+++ TASK INPUT +++

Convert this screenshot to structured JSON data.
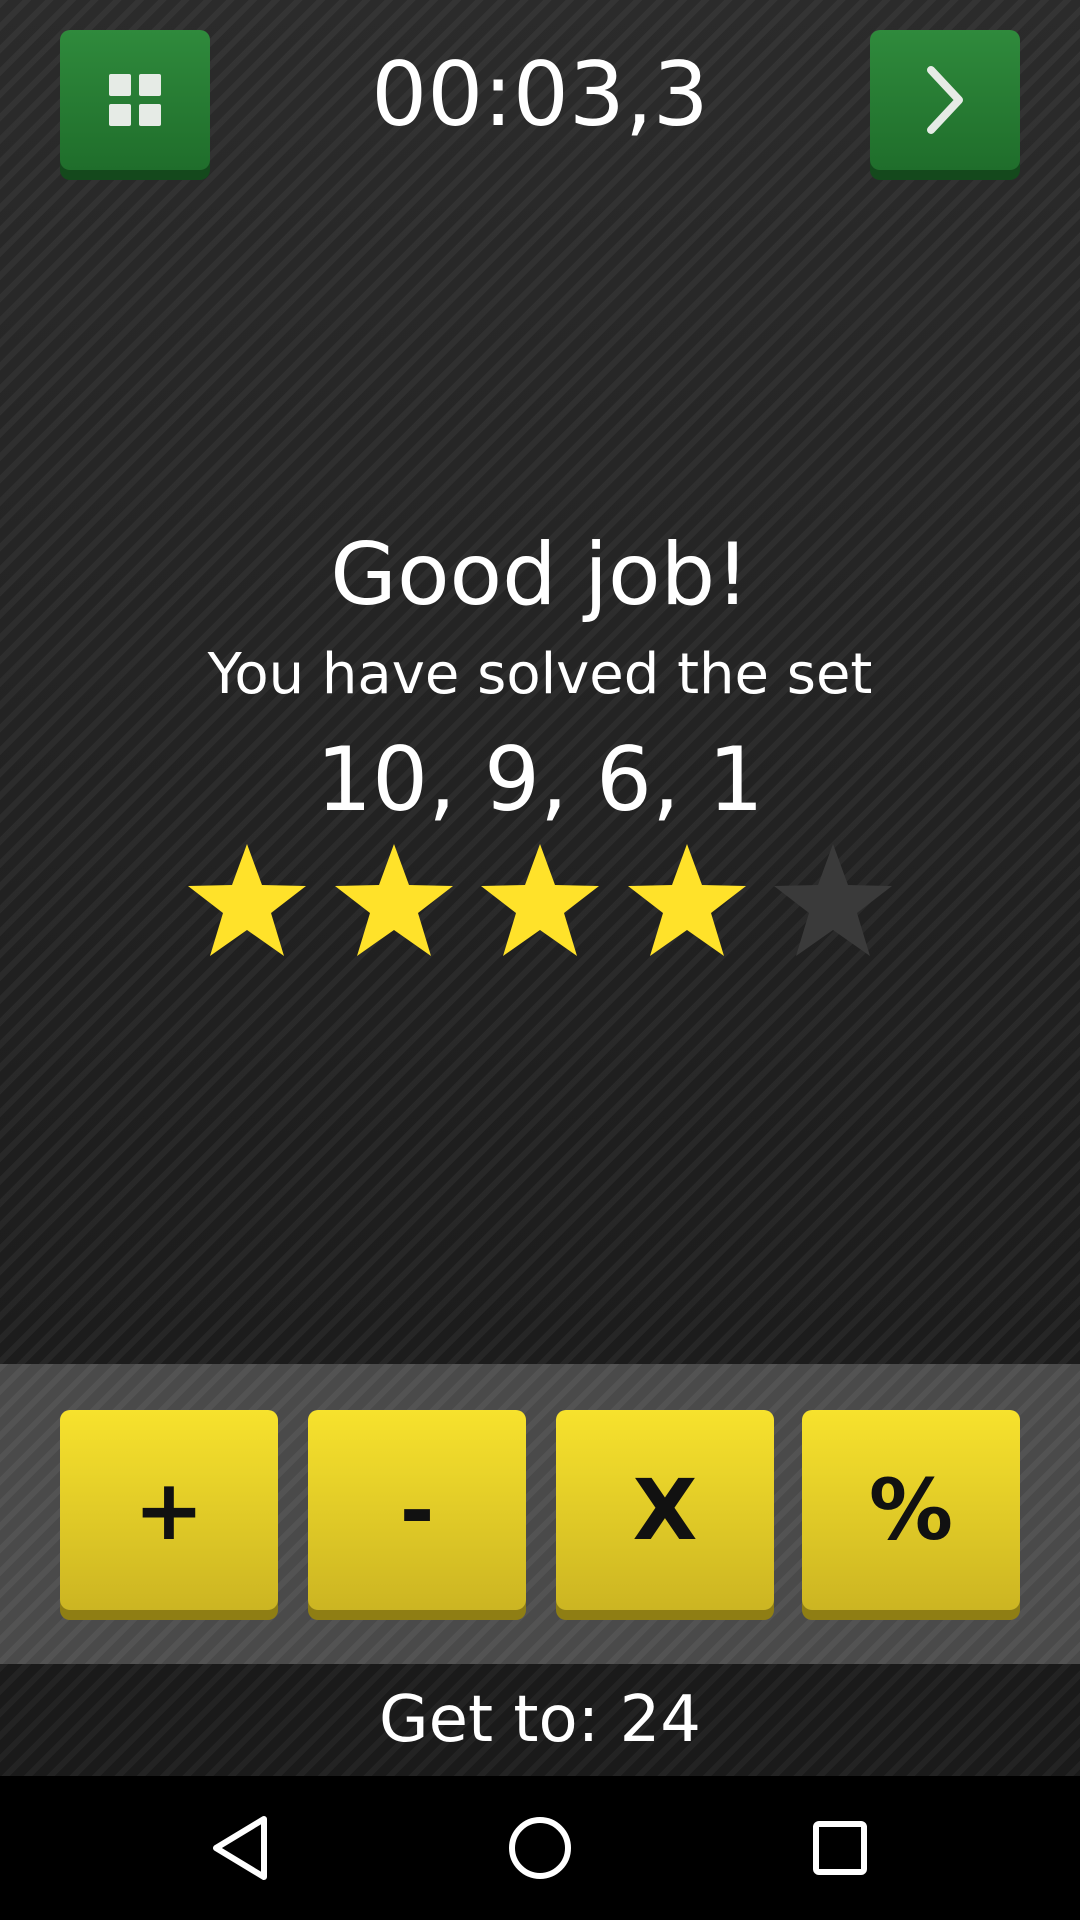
{
  "header": {
    "timer": "00:03,3",
    "menu_icon": "grid-icon",
    "next_icon": "chevron-right-icon"
  },
  "result": {
    "title": "Good job!",
    "message": "You have solved the set",
    "number_set": "10, 9, 6, 1",
    "rating": {
      "earned": 4,
      "total": 5
    }
  },
  "operators": [
    "+",
    "-",
    "X",
    "%"
  ],
  "target": {
    "text": "Get to: 24"
  },
  "colors": {
    "green_button": "#2f8a3c",
    "yellow_button": "#f7e22d",
    "star_filled": "#ffe22a",
    "star_empty": "#3a3a3a"
  },
  "nav": {
    "back_icon": "back-triangle-icon",
    "home_icon": "home-circle-icon",
    "recent_icon": "recent-apps-square-icon"
  }
}
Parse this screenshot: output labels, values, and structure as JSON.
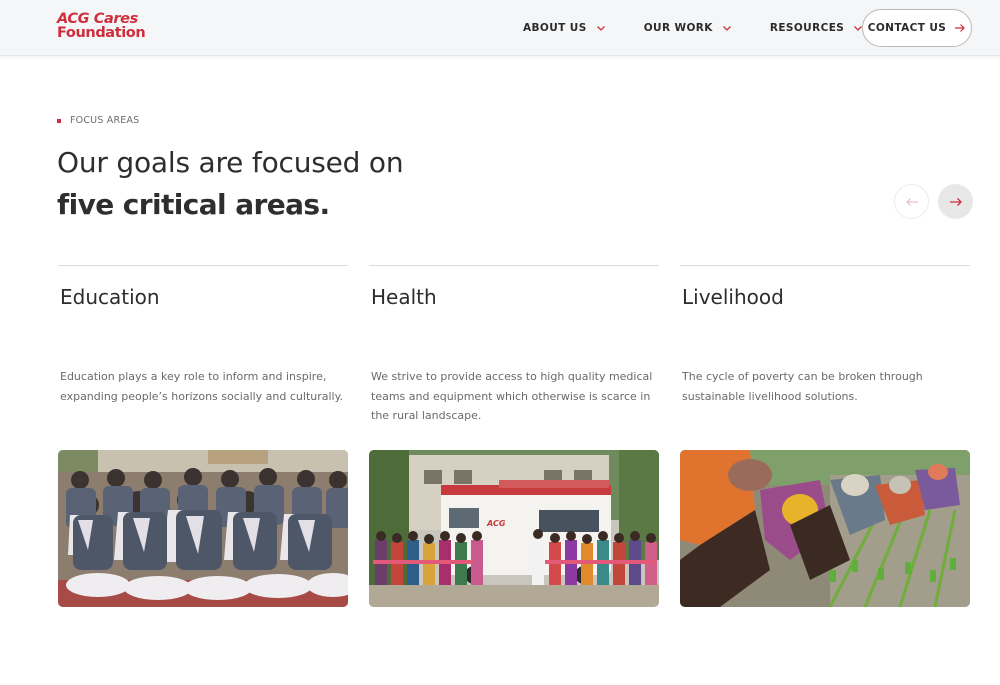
{
  "header": {
    "logo_line1": "ACG Cares",
    "logo_line2": "Foundation",
    "nav": [
      {
        "label": "ABOUT US"
      },
      {
        "label": "OUR WORK"
      },
      {
        "label": "RESOURCES"
      }
    ],
    "contact_label": "CONTACT US"
  },
  "section": {
    "eyebrow": "FOCUS AREAS",
    "headline_line1": "Our goals are focused on",
    "headline_line2": "five critical areas."
  },
  "cards": [
    {
      "title": "Education",
      "description": "Education plays a key role to inform and inspire, expanding people’s horizons socially and culturally.",
      "image": "students-seated-in-uniform-photo"
    },
    {
      "title": "Health",
      "description": "We strive to provide access to high quality medical teams and equipment which otherwise is scarce in the rural landscape.",
      "image": "mobile-medical-van-group-photo",
      "van_label": "ACG"
    },
    {
      "title": "Livelihood",
      "description": "The cycle of poverty can be broken through sustainable livelihood solutions.",
      "image": "women-planting-rice-field-photo"
    }
  ],
  "colors": {
    "brand_red": "#cf2e3d",
    "header_bg": "#f5f6f8",
    "text_dark": "#2e2e2e",
    "text_muted": "#6a6a6a"
  },
  "icons": {
    "nav_dropdown": "chevron-down-icon",
    "contact_arrow": "arrow-right-icon",
    "carousel_prev": "arrow-left-icon",
    "carousel_next": "arrow-right-icon"
  }
}
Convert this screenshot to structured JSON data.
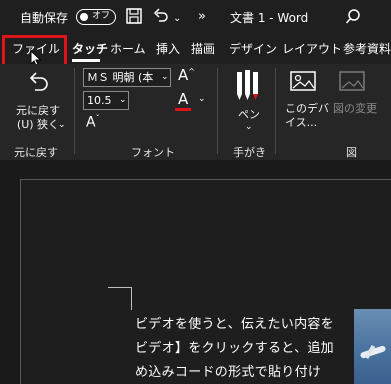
{
  "titlebar": {
    "autosave_label": "自動保存",
    "autosave_state": "オフ",
    "more_label": "»",
    "document_title": "文書 1 - Word"
  },
  "tabs": [
    {
      "label": "ファイル"
    },
    {
      "label": "タッチ"
    },
    {
      "label": "ホーム"
    },
    {
      "label": "挿入"
    },
    {
      "label": "描画"
    },
    {
      "label": "デザイン"
    },
    {
      "label": "レイアウト"
    },
    {
      "label": "参考資料"
    }
  ],
  "ribbon": {
    "undo": {
      "label_line1": "元に戻す",
      "label_line2": "(U) 狭く"
    },
    "groups": {
      "undo": "元に戻す",
      "font": "フォント",
      "ink": "手がき",
      "figure": "図"
    },
    "font": {
      "font_name": "ＭＳ 明朝 (本",
      "font_size": "10.5",
      "font_color_glyph": "A"
    },
    "pen": {
      "label": "ペン"
    },
    "device": {
      "label_line1": "このデバ",
      "label_line2": "イス..."
    },
    "picture_change": {
      "label": "図の変更"
    }
  },
  "document": {
    "lines": [
      "ビデオを使うと、伝えたい内容を",
      "ビデオ】をクリックすると、追加",
      "め込みコードの形式で貼り付け"
    ]
  },
  "colors": {
    "highlight_border": "#e0131a",
    "font_color_underline": "#e0131a"
  }
}
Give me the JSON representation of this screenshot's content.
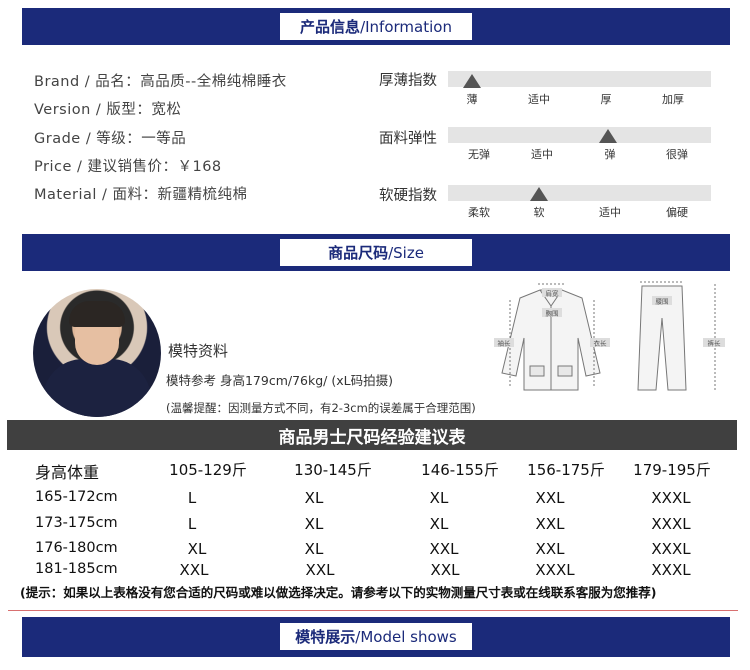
{
  "banners": {
    "information": {
      "bold": "产品信息",
      "plain": "/Information"
    },
    "size": {
      "bold": "商品尺码",
      "plain": "/Size"
    },
    "model_shows": {
      "bold": "模特展示",
      "plain": "/Model shows"
    }
  },
  "product_info": [
    "Brand / 品名：高品质--全棉纯棉睡衣",
    "Version / 版型：宽松",
    "Grade / 等级：一等品",
    "Price / 建议销售价：￥168",
    "Material / 面料：新疆精梳纯棉"
  ],
  "scales": [
    {
      "label": "厚薄指数",
      "ticks": [
        "薄",
        "适中",
        "厚",
        "加厚"
      ],
      "selected": "薄"
    },
    {
      "label": "面料弹性",
      "ticks": [
        "无弹",
        "适中",
        "弹",
        "很弹"
      ],
      "selected": "弹"
    },
    {
      "label": "软硬指数",
      "ticks": [
        "柔软",
        "软",
        "适中",
        "偏硬"
      ],
      "selected": "软"
    }
  ],
  "model": {
    "title": "模特资料",
    "line": "模特参考  身高179cm/76kg/     (xL码拍摄)",
    "note": "(温馨提醒：因测量方式不同，有2-3cm的误差属于合理范围)"
  },
  "diagram_labels": {
    "shoulder": "肩宽",
    "chest": "胸围",
    "sleeve": "袖长",
    "length": "衣长",
    "waist": "腰围",
    "pants_length": "裤长"
  },
  "size_table": {
    "title": "商品男士尺码经验建议表",
    "header": [
      "身高体重",
      "105-129斤",
      "130-145斤",
      "146-155斤",
      "156-175斤",
      "179-195斤"
    ],
    "rows": [
      [
        "165-172cm",
        "L",
        "XL",
        "XL",
        "XXL",
        "XXXL"
      ],
      [
        "173-175cm",
        "L",
        "XL",
        "XL",
        "XXL",
        "XXXL"
      ],
      [
        "176-180cm",
        "XL",
        "XL",
        "XXL",
        "XXL",
        "XXXL"
      ],
      [
        "181-185cm",
        "XXL",
        "XXL",
        "XXL",
        "XXXL",
        "XXXL"
      ]
    ]
  },
  "tip": "(提示：如果以上表格没有您合适的尺码或难以做选择决定。请参考以下的实物测量尺寸表或在线联系客服为您推荐)",
  "colors": {
    "navy": "#1b2a7a",
    "dark_gray": "#404040",
    "scale_bar": "#e4e4e4"
  }
}
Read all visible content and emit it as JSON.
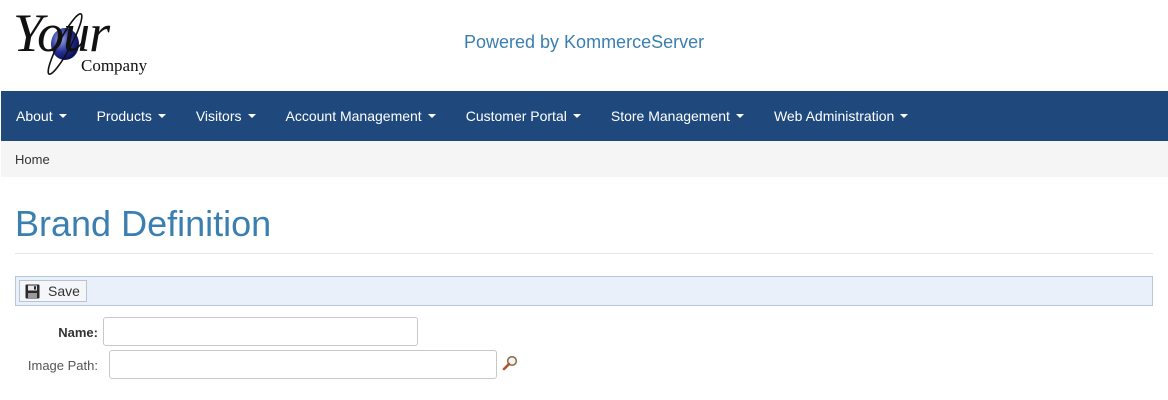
{
  "header": {
    "logo_main": "Your",
    "logo_sub": "Company",
    "powered_by": "Powered by KommerceServer"
  },
  "nav": {
    "items": [
      {
        "label": "About"
      },
      {
        "label": "Products"
      },
      {
        "label": "Visitors"
      },
      {
        "label": "Account Management"
      },
      {
        "label": "Customer Portal"
      },
      {
        "label": "Store Management"
      },
      {
        "label": "Web Administration"
      }
    ]
  },
  "breadcrumb": {
    "home": "Home"
  },
  "page": {
    "title": "Brand Definition"
  },
  "toolbar": {
    "save_label": "Save"
  },
  "form": {
    "name_label": "Name:",
    "name_value": "",
    "image_path_label": "Image Path:",
    "image_path_value": ""
  },
  "colors": {
    "navbar": "#1f497d",
    "accent": "#3a7fb0",
    "breadcrumb_bg": "#f5f5f5",
    "toolbar_bg": "#eaf0fa"
  },
  "icons": {
    "save": "floppy-disk-icon",
    "lookup": "magnifier-icon",
    "dropdown": "caret-down-icon"
  }
}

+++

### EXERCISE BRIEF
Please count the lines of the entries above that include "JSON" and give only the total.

### ANSWER SPACE
5